Week of Good Stories–Lea Wallace Olympic Hopeful
This is part of a series that I call “Week of Good Stories.” I can’t think of a single work week in my 33 years in the TV news business where every day was a good story that gave me both personal and profession satisfaction.
I once worked with a reporter who did not believe in resume reels, feeling that they were a false, illusory way of representing a person’s work.
“What would you want to see then?”
“A week’s work.”
The last week’s work is the best example that I could think of as being representative of the type of work that I can do in a regular work week.
I love the Olympics. I particularly love the running events–track & field and the marathon. I’ve met quite a number of Olympic medalists over the years and it’s always a special experience. So to be sent out to cover an athlete who already holds a number of records in running and is competing to be part of the U.S. Olympic team, bring it on!
I was assigned to KCRA sports anchor/reporter Michelle Dapper (@KCRAdapper), with whom I’ve worked a few times and really like her energy. She brings it all to what she is doing. She writes fast-moving stories, like the events she is covering. Her scripts always seem long, but that’s only because she writes lots of short one-sentence tracks and cross-cuts with natural sound and interview bites, so her stories play like machine-gun montages.
That morning Lea Wallace was at an elementary school yard motivating students about running and fitness. With young school kids I though it would be a golden opportunity for the GoPro — low wide-angle running shots.
I shot a blend of handheld footage following Lea around as she was interacting with the kids, with a wireless mic on her to pick up her sound well.
–Then for the interview I wanted a shot that would contrast with everything else, so I shot that on a tripod with the camera backed away and zoomed in to get very shallow depth-of-field. This is very important when around children because if anyone waves in the camera in the background, they will be very blurred and indistinct.

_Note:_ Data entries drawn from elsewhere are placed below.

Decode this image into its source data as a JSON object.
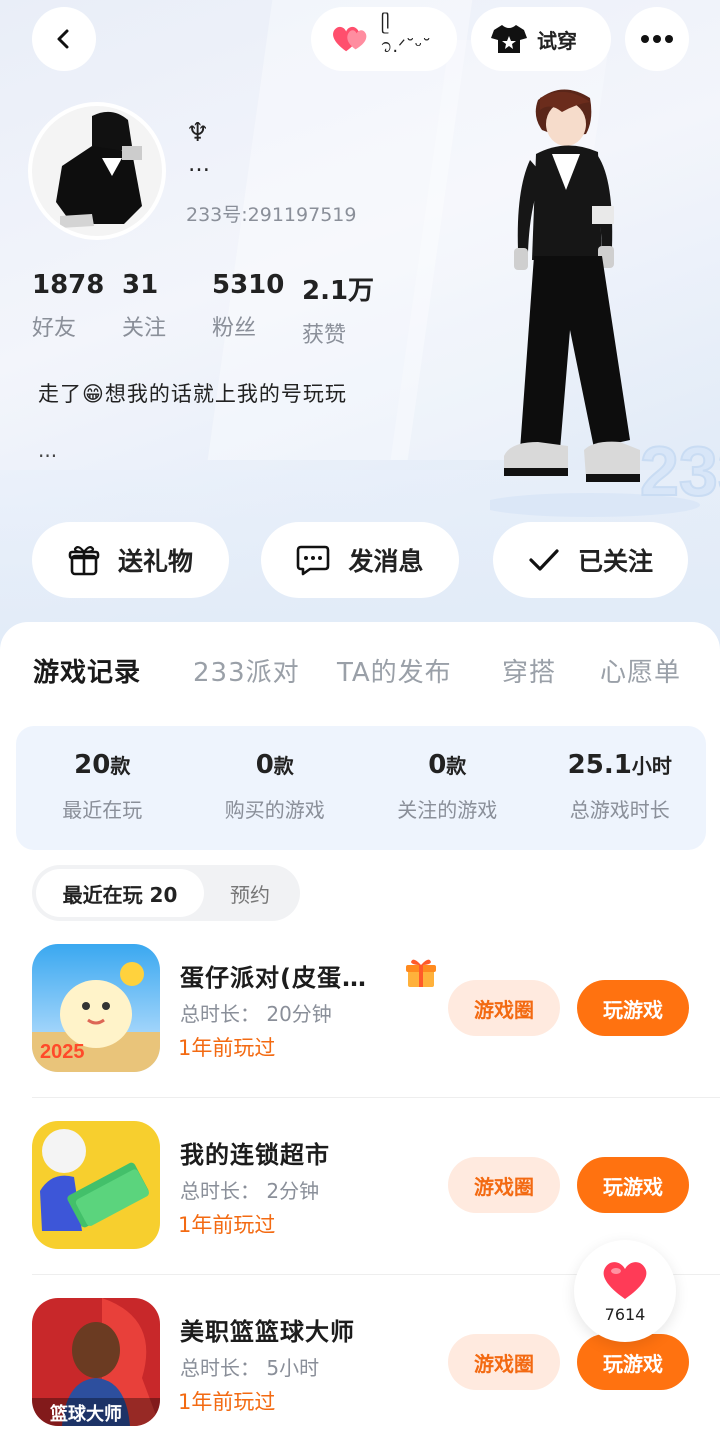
{
  "header": {
    "back_icon": "chevron-left-icon",
    "mood_label": "ᥫ᭡.ᐟ˘ᵕ˘",
    "try_on_label": "试穿",
    "more_icon": "more-dots-icon"
  },
  "profile": {
    "name_symbol": "♆",
    "nickname": "…",
    "user_id": "233号:291197519",
    "stats": [
      {
        "value": "1878",
        "label": "好友"
      },
      {
        "value": "31",
        "label": "关注"
      },
      {
        "value": "5310",
        "label": "粉丝"
      },
      {
        "value": "2.1万",
        "label": "获赞"
      }
    ],
    "bio": "走了😁想我的话就上我的号玩玩",
    "bio_more": "..."
  },
  "actions": {
    "gift": "送礼物",
    "message": "发消息",
    "followed": "已关注"
  },
  "tabs": [
    "游戏记录",
    "233派对",
    "TA的发布",
    "穿搭",
    "心愿单"
  ],
  "summary": [
    {
      "value": "20",
      "unit": "款",
      "label": "最近在玩"
    },
    {
      "value": "0",
      "unit": "款",
      "label": "购买的游戏"
    },
    {
      "value": "0",
      "unit": "款",
      "label": "关注的游戏"
    },
    {
      "value": "25.1",
      "unit": "小时",
      "label": "总游戏时长"
    }
  ],
  "segment": {
    "active": "最近在玩 20",
    "inactive": "预约"
  },
  "games": [
    {
      "name": "蛋仔派对(皮蛋…",
      "duration": "总时长：  20分钟",
      "last_played": "1年前玩过",
      "circle": "游戏圈",
      "play": "玩游戏",
      "has_gift": true
    },
    {
      "name": "我的连锁超市",
      "duration": "总时长：  2分钟",
      "last_played": "1年前玩过",
      "circle": "游戏圈",
      "play": "玩游戏"
    },
    {
      "name": "美职篮篮球大师",
      "duration": "总时长：  5小时",
      "last_played": "1年前玩过",
      "circle": "游戏圈",
      "play": "玩游戏"
    }
  ],
  "like_count": "7614",
  "colors": {
    "accent": "#ff7210",
    "accent_light": "#ffeadf",
    "heart": "#ff3b57"
  }
}
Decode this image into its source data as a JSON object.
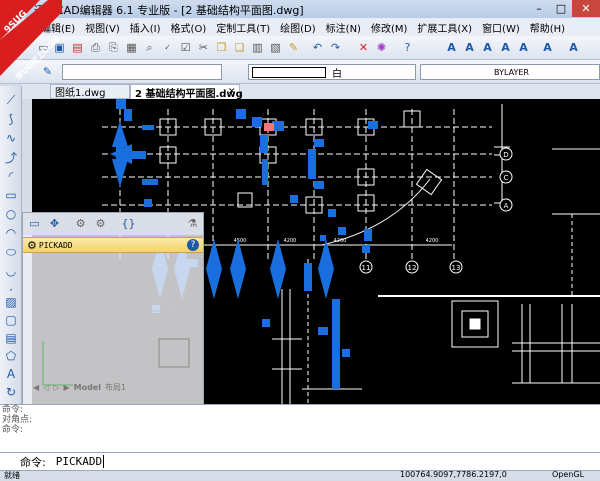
{
  "window": {
    "title": "迅捷CAD编辑器 6.1 专业版 - [2 基础结构平面图.dwg]",
    "minimize": "–",
    "maximize": "□",
    "close": "✕"
  },
  "watermark": {
    "line1": "9SUG",
    "line2": "学UG就上UG网"
  },
  "menu": [
    "编辑(E)",
    "视图(V)",
    "插入(I)",
    "格式(O)",
    "定制工具(T)",
    "绘图(D)",
    "标注(N)",
    "修改(M)",
    "扩展工具(X)",
    "窗口(W)",
    "帮助(H)"
  ],
  "property_bar": {
    "color_value": "白",
    "linetype_value": "BYLAYER"
  },
  "tabs": [
    {
      "label": "图纸1.dwg",
      "active": false
    },
    {
      "label": "2 基础结构平面图.dwg",
      "active": true
    }
  ],
  "tab_close": "✕",
  "drawing": {
    "column_labels": [
      "11",
      "12",
      "13"
    ],
    "row_labels": [
      "D",
      "C",
      "A"
    ],
    "dims": [
      "4200",
      "4200",
      "4500",
      "4200",
      "4200",
      "4200"
    ]
  },
  "panel": {
    "command_name": "PICKADD",
    "help": "?",
    "layout_tabs": [
      "Model",
      "布局1"
    ]
  },
  "command_history": [
    "命令:",
    "对角点:",
    "命令:"
  ],
  "command_prompt": "命令:",
  "command_input": "PICKADD",
  "status": {
    "left": "就绪",
    "coords": "100764.9097,7786.2197,0",
    "opengl": "OpenGL"
  },
  "colors": {
    "accent": "#1e7be0",
    "drawing_bg": "#000000",
    "grip": "#1a6fe0"
  }
}
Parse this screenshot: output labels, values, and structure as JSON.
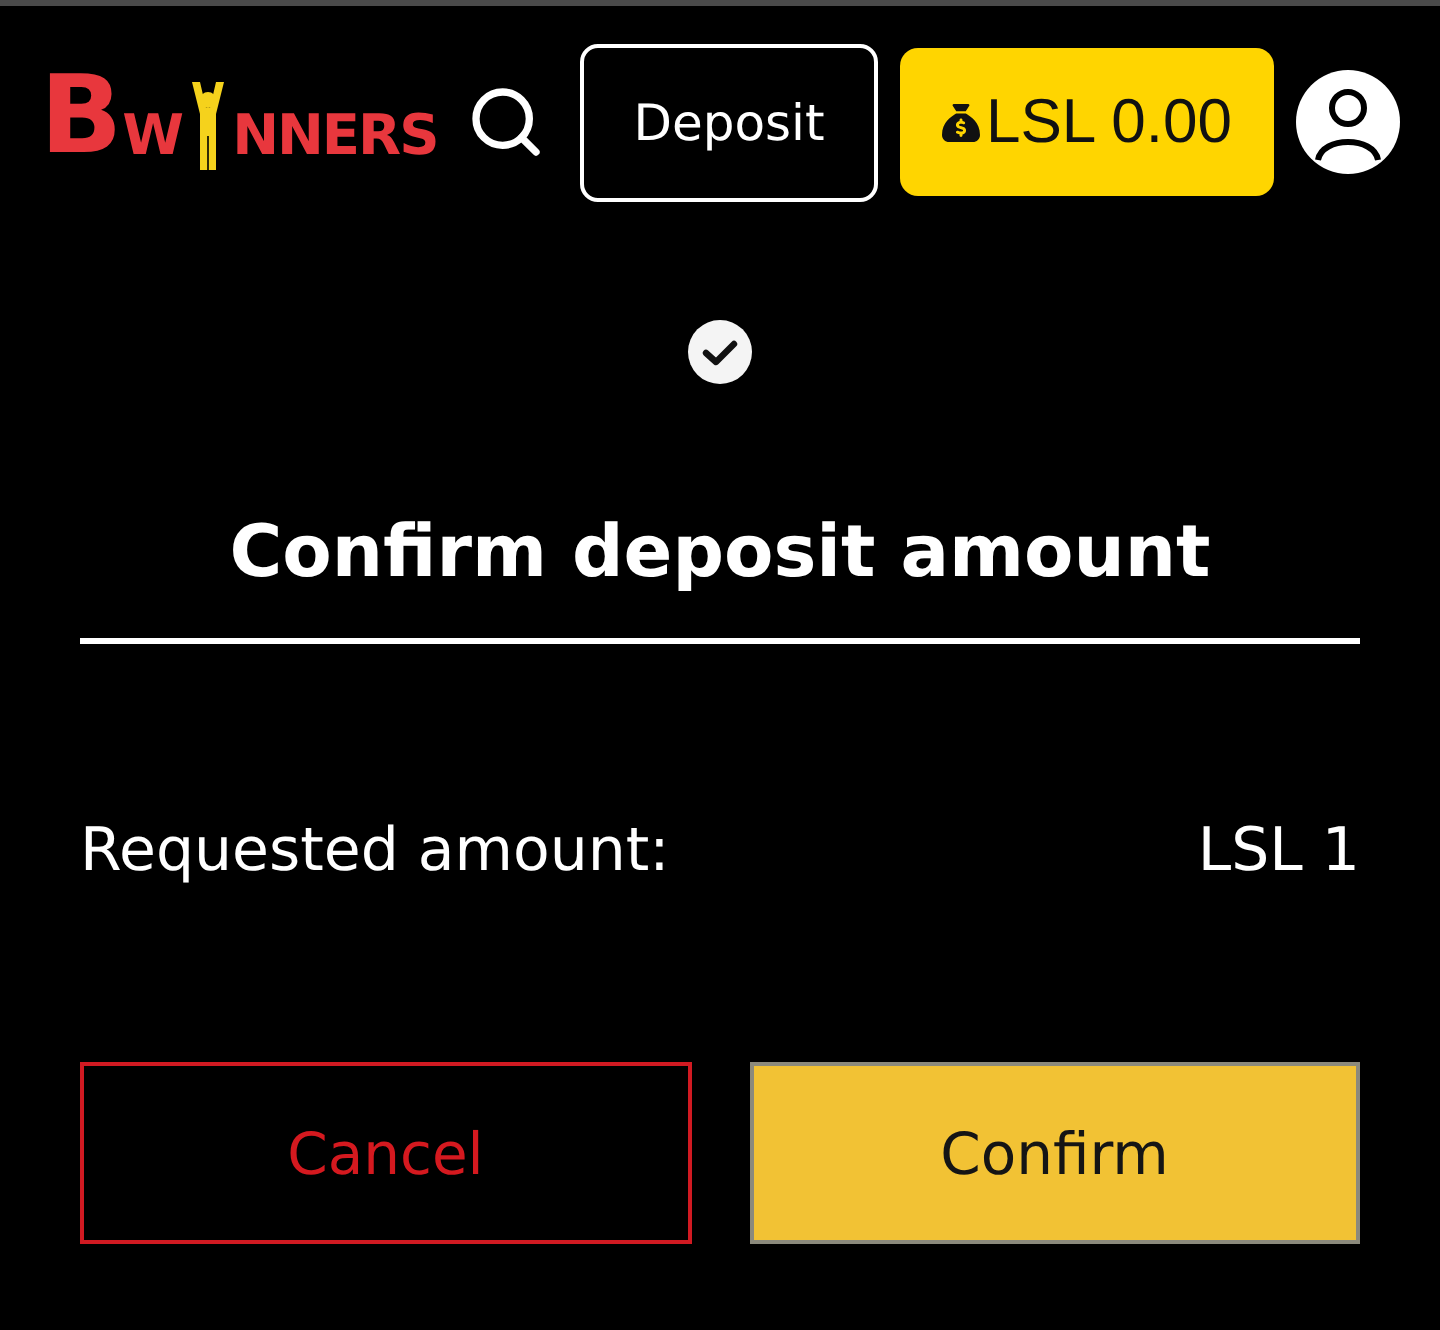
{
  "header": {
    "logo": {
      "initial": "B",
      "lead": "W",
      "tail": "NNERS"
    },
    "deposit_button": "Deposit",
    "balance": "LSL 0.00"
  },
  "dialog": {
    "title": "Confirm deposit amount",
    "rows": [
      {
        "label": "Requested amount:",
        "value": "LSL 1"
      }
    ],
    "buttons": [
      {
        "label": "Cancel",
        "kind": "secondary"
      },
      {
        "label": "Confirm",
        "kind": "primary"
      }
    ]
  }
}
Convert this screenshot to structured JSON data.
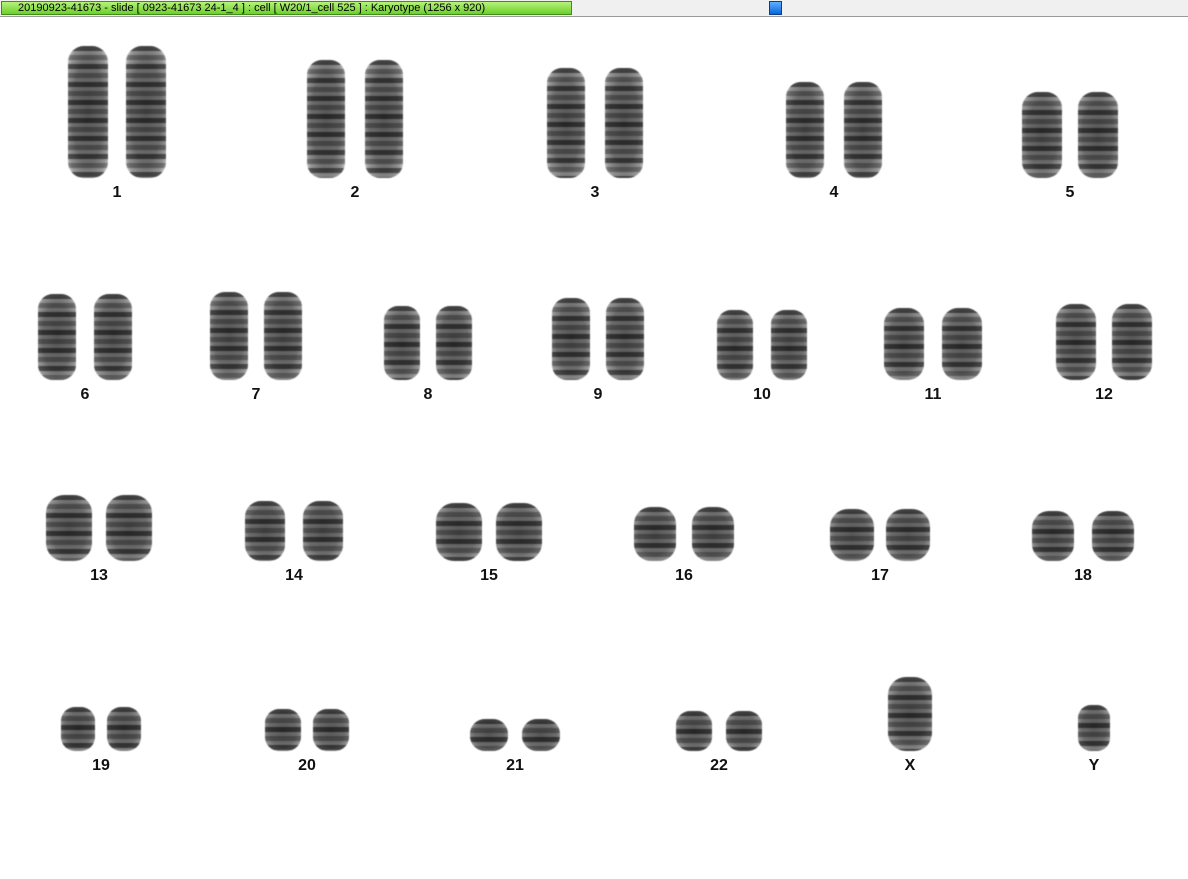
{
  "window": {
    "title": "20190923-41673 - slide [ 0923-41673 24-1_4 ] : cell [ W20/1_cell 525 ] : Karyotype  (1256 x 920)"
  },
  "colors": {
    "title_bar_green": "#7ad63a",
    "handle_blue": "#1a7be8",
    "background": "#ffffff"
  },
  "karyotype": {
    "labels": [
      "1",
      "2",
      "3",
      "4",
      "5",
      "6",
      "7",
      "8",
      "9",
      "10",
      "11",
      "12",
      "13",
      "14",
      "15",
      "16",
      "17",
      "18",
      "19",
      "20",
      "21",
      "22",
      "X",
      "Y"
    ]
  }
}
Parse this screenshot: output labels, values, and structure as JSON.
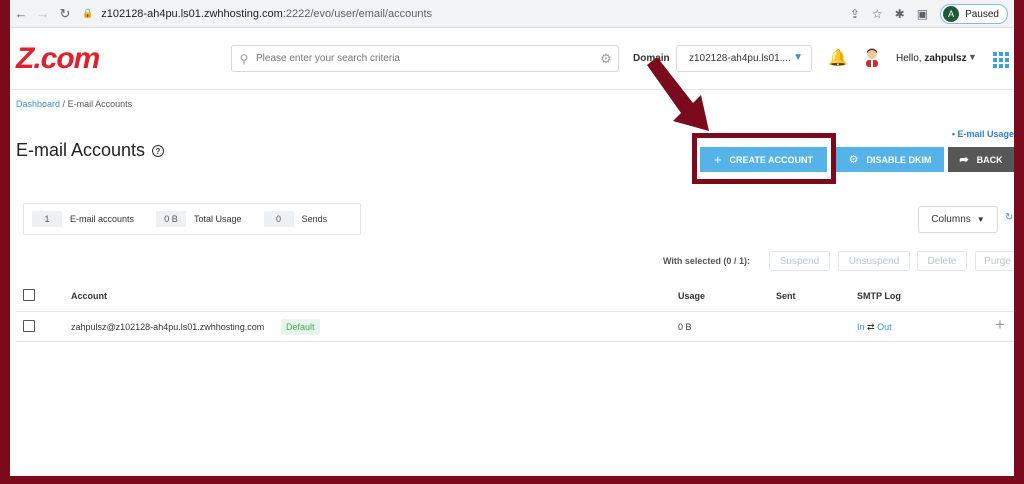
{
  "browser": {
    "url_host": "z102128-ah4pu.ls01.zwhhosting.com",
    "url_path": ":2222/evo/user/email/accounts",
    "profile_initial": "A",
    "profile_status": "Paused"
  },
  "header": {
    "logo": "Z.com",
    "search_placeholder": "Please enter your search criteria",
    "domain_label": "Domain",
    "domain_value": "z102128-ah4pu.ls01....",
    "greeting": "Hello,",
    "username": "zahpulsz"
  },
  "breadcrumb": {
    "dashboard": "Dashboard",
    "separator": "/",
    "current": "E-mail Accounts"
  },
  "page": {
    "title": "E-mail Accounts",
    "email_usage_link": "• E-mail Usage"
  },
  "buttons": {
    "create_account": "CREATE ACCOUNT",
    "disable_dkim": "DISABLE DKIM",
    "back": "BACK"
  },
  "stats": {
    "accounts_value": "1",
    "accounts_label": "E-mail accounts",
    "usage_value": "0 B",
    "usage_label": "Total Usage",
    "sends_value": "0",
    "sends_label": "Sends"
  },
  "toolbar": {
    "columns": "Columns",
    "with_selected": "With selected (0 / 1):",
    "suspend": "Suspend",
    "unsuspend": "Unsuspend",
    "delete": "Delete",
    "purge": "Purge"
  },
  "table": {
    "columns": [
      "Account",
      "Usage",
      "Sent",
      "SMTP Log"
    ],
    "rows": [
      {
        "account": "zahpulsz@z102128-ah4pu.ls01.zwhhosting.com",
        "badge": "Default",
        "usage": "0 B",
        "sent": "",
        "smtp_in": "In",
        "smtp_sep": "⇄",
        "smtp_out": "Out"
      }
    ]
  },
  "colors": {
    "accent": "#56b3ea",
    "brand": "#e0202a",
    "highlight": "#7a0a1c"
  }
}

–Finally, once I had plenty of “standard footage” I broke out the GoPro, set on the Wide lens setting, and got into the action, getting in close, and getting a little funky. One shot followed Lea around as she worked with the kids and the natural sound was so good, crisp and clear–using an external shotgun microphone plugged into the GoPro–that I used much of it in the story. I only had four GoPro shots that I recorded, but I used quite a bit of it in the finished piece.
I’ve written about my love for the involving feel that the GoPro offers. I look forward to moving up to the 4K version later in the year, combined with a stabilizer to get fluid & smooth floating handheld footage.
At some point I am going to do a story that is shot completely with the GoPro.
Between the energy of running with the GoPro with an Olympic hopeful runner, and the energizing rapport that I find working with Michelle Dapper to be, this could not have been a better way to start a work week.